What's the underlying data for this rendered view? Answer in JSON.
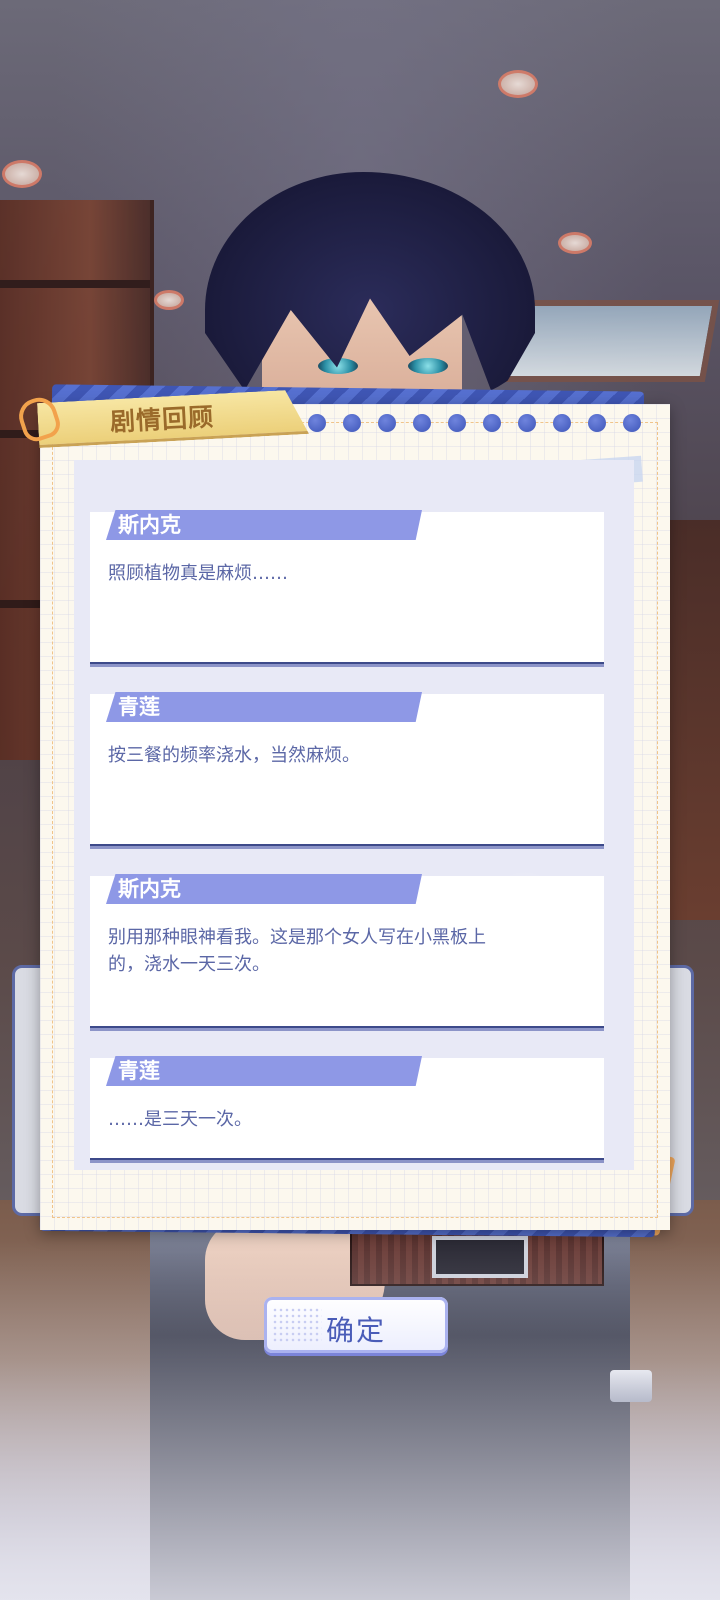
{
  "panel": {
    "title": "剧情回顾"
  },
  "dialogues": [
    {
      "speaker": "斯内克",
      "text": "照顾植物真是麻烦……"
    },
    {
      "speaker": "青莲",
      "text": "按三餐的频率浇水，当然麻烦。"
    },
    {
      "speaker": "斯内克",
      "text": "别用那种眼神看我。这是那个女人写在小黑板上的，浇水一天三次。"
    },
    {
      "speaker": "青莲",
      "text": "……是三天一次。"
    }
  ],
  "buttons": {
    "confirm_label": "确定"
  },
  "icons": {
    "clip": "paperclip-icon"
  },
  "colors": {
    "speaker_tag": "#8e98e6",
    "dialogue_text": "#5b67a6",
    "accent_blue": "#3d55b8",
    "title_tag": "#ecd07a"
  }
}
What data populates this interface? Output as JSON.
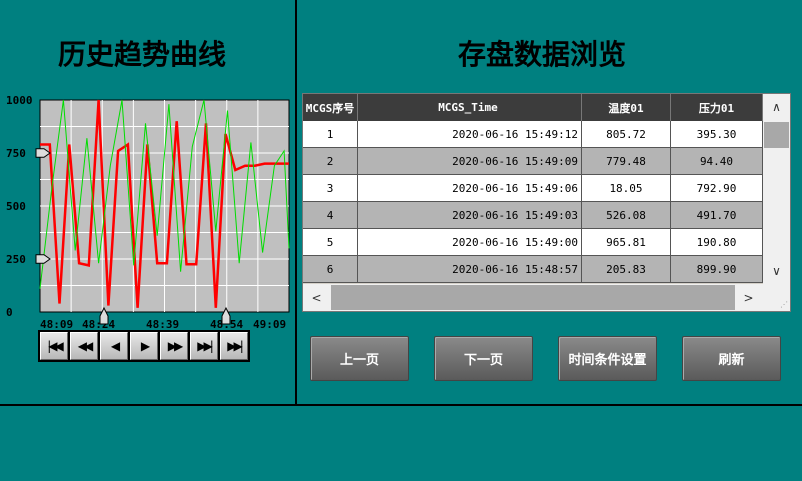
{
  "left_panel": {
    "title": "历史趋势曲线"
  },
  "right_panel": {
    "title": "存盘数据浏览"
  },
  "chart_data": {
    "type": "line",
    "ylim": [
      0,
      1000
    ],
    "yticks": [
      "0",
      "250",
      "500",
      "750",
      "1000"
    ],
    "xticks": [
      "48:09",
      "48:24",
      "48:39",
      "48:54",
      "49:09"
    ],
    "grid": true,
    "series": [
      {
        "color": "#ff0000",
        "x": [
          0,
          10,
          20,
          30,
          40,
          50,
          60,
          70,
          80,
          90,
          100,
          110,
          120,
          130,
          140,
          150,
          160,
          170,
          180,
          190,
          200,
          210,
          220,
          230,
          240,
          250,
          255
        ],
        "y": [
          790,
          790,
          40,
          790,
          230,
          220,
          1000,
          30,
          760,
          790,
          20,
          790,
          230,
          230,
          900,
          225,
          225,
          890,
          20,
          840,
          670,
          690,
          690,
          700,
          700,
          700,
          700
        ]
      },
      {
        "color": "#00dd00",
        "x": [
          0,
          12,
          24,
          36,
          48,
          60,
          72,
          84,
          96,
          108,
          120,
          132,
          144,
          156,
          168,
          180,
          192,
          204,
          216,
          228,
          240,
          250,
          255
        ],
        "y": [
          110,
          580,
          1000,
          290,
          820,
          230,
          690,
          1000,
          220,
          890,
          360,
          980,
          190,
          780,
          1000,
          380,
          950,
          230,
          800,
          280,
          690,
          760,
          300
        ]
      }
    ]
  },
  "colors": {
    "background": "#008080",
    "line_red": "#ff0000",
    "line_green": "#00dd00"
  },
  "player_controls": [
    "first-icon",
    "rewind-icon",
    "step-back-icon",
    "step-forward-icon",
    "fast-forward-icon",
    "skip-end-icon",
    "last-icon"
  ],
  "grid": {
    "headers": {
      "seq": "MCGS序号",
      "time": "MCGS_Time",
      "temp": "温度01",
      "pres": "压力01"
    },
    "rows": [
      {
        "seq": "1",
        "time": "2020-06-16 15:49:12",
        "temp": "805.72",
        "pres": "395.30"
      },
      {
        "seq": "2",
        "time": "2020-06-16 15:49:09",
        "temp": "779.48",
        "pres": "94.40"
      },
      {
        "seq": "3",
        "time": "2020-06-16 15:49:06",
        "temp": "18.05",
        "pres": "792.90"
      },
      {
        "seq": "4",
        "time": "2020-06-16 15:49:03",
        "temp": "526.08",
        "pres": "491.70"
      },
      {
        "seq": "5",
        "time": "2020-06-16 15:49:00",
        "temp": "965.81",
        "pres": "190.80"
      },
      {
        "seq": "6",
        "time": "2020-06-16 15:48:57",
        "temp": "205.83",
        "pres": "899.90"
      }
    ]
  },
  "buttons": {
    "prev": "上一页",
    "next": "下一页",
    "time_setting": "时间条件设置",
    "refresh": "刷新"
  }
}
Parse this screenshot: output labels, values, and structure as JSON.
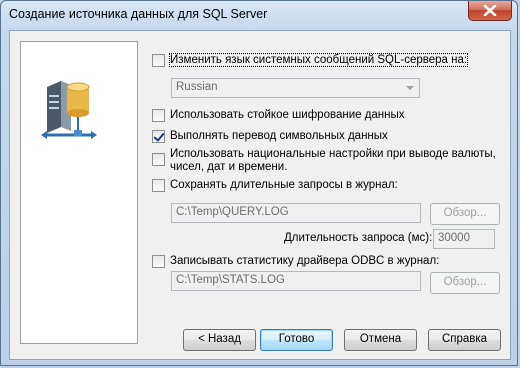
{
  "window": {
    "title": "Создание источника данных для SQL Server"
  },
  "options": {
    "change_language": {
      "label": "Изменить язык системных сообщений SQL-сервера на:",
      "checked": false
    },
    "language_select": {
      "value": "Russian"
    },
    "strong_encryption": {
      "label": "Использовать стойкое шифрование данных",
      "checked": false
    },
    "char_translation": {
      "label": "Выполнять перевод символьных данных",
      "checked": true
    },
    "regional_settings": {
      "label": "Использовать национальные настройки при выводе валюты, чисел, дат и времени.",
      "checked": false
    },
    "save_long_queries": {
      "label": "Сохранять длительные запросы в журнал:",
      "checked": false
    },
    "query_log_path": "C:\\Temp\\QUERY.LOG",
    "query_browse": "Обзор...",
    "query_duration_label": "Длительность запроса (мс):",
    "query_duration_value": "30000",
    "log_driver_stats": {
      "label": "Записывать статистику драйвера ODBC в журнал:",
      "checked": false
    },
    "stats_log_path": "C:\\Temp\\STATS.LOG",
    "stats_browse": "Обзор..."
  },
  "buttons": {
    "back": "< Назад",
    "finish": "Готово",
    "cancel": "Отмена",
    "help": "Справка"
  },
  "icons": [
    "close-icon",
    "database-server-icon"
  ],
  "colors": {
    "accent": "#3c7fb1",
    "close": "#c2422c"
  }
}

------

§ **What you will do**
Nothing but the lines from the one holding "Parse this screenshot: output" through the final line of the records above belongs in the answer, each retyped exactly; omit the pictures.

§ **Your response**
Parse this screenshot: output labels, values, and structure as JSON.
{
  "window": {
    "title": "Создание источника данных для SQL Server"
  },
  "options": {
    "change_language": {
      "label": "Изменить язык системных сообщений SQL-сервера на:",
      "checked": false
    },
    "language_select": {
      "value": "Russian"
    },
    "strong_encryption": {
      "label": "Использовать стойкое шифрование данных",
      "checked": false
    },
    "char_translation": {
      "label": "Выполнять перевод символьных данных",
      "checked": true
    },
    "regional_settings": {
      "label": "Использовать национальные настройки при выводе валюты, чисел, дат и времени.",
      "checked": false
    },
    "save_long_queries": {
      "label": "Сохранять длительные запросы в журнал:",
      "checked": false
    },
    "query_log_path": "C:\\Temp\\QUERY.LOG",
    "query_browse": "Обзор...",
    "query_duration_label": "Длительность запроса (мс):",
    "query_duration_value": "30000",
    "log_driver_stats": {
      "label": "Записывать статистику драйвера ODBC в журнал:",
      "checked": false
    },
    "stats_log_path": "C:\\Temp\\STATS.LOG",
    "stats_browse": "Обзор..."
  },
  "buttons": {
    "back": "< Назад",
    "finish": "Готово",
    "cancel": "Отмена",
    "help": "Справка"
  },
  "icons": [
    "close-icon",
    "database-server-icon"
  ],
  "colors": {
    "accent": "#3c7fb1",
    "close": "#c2422c"
  }
}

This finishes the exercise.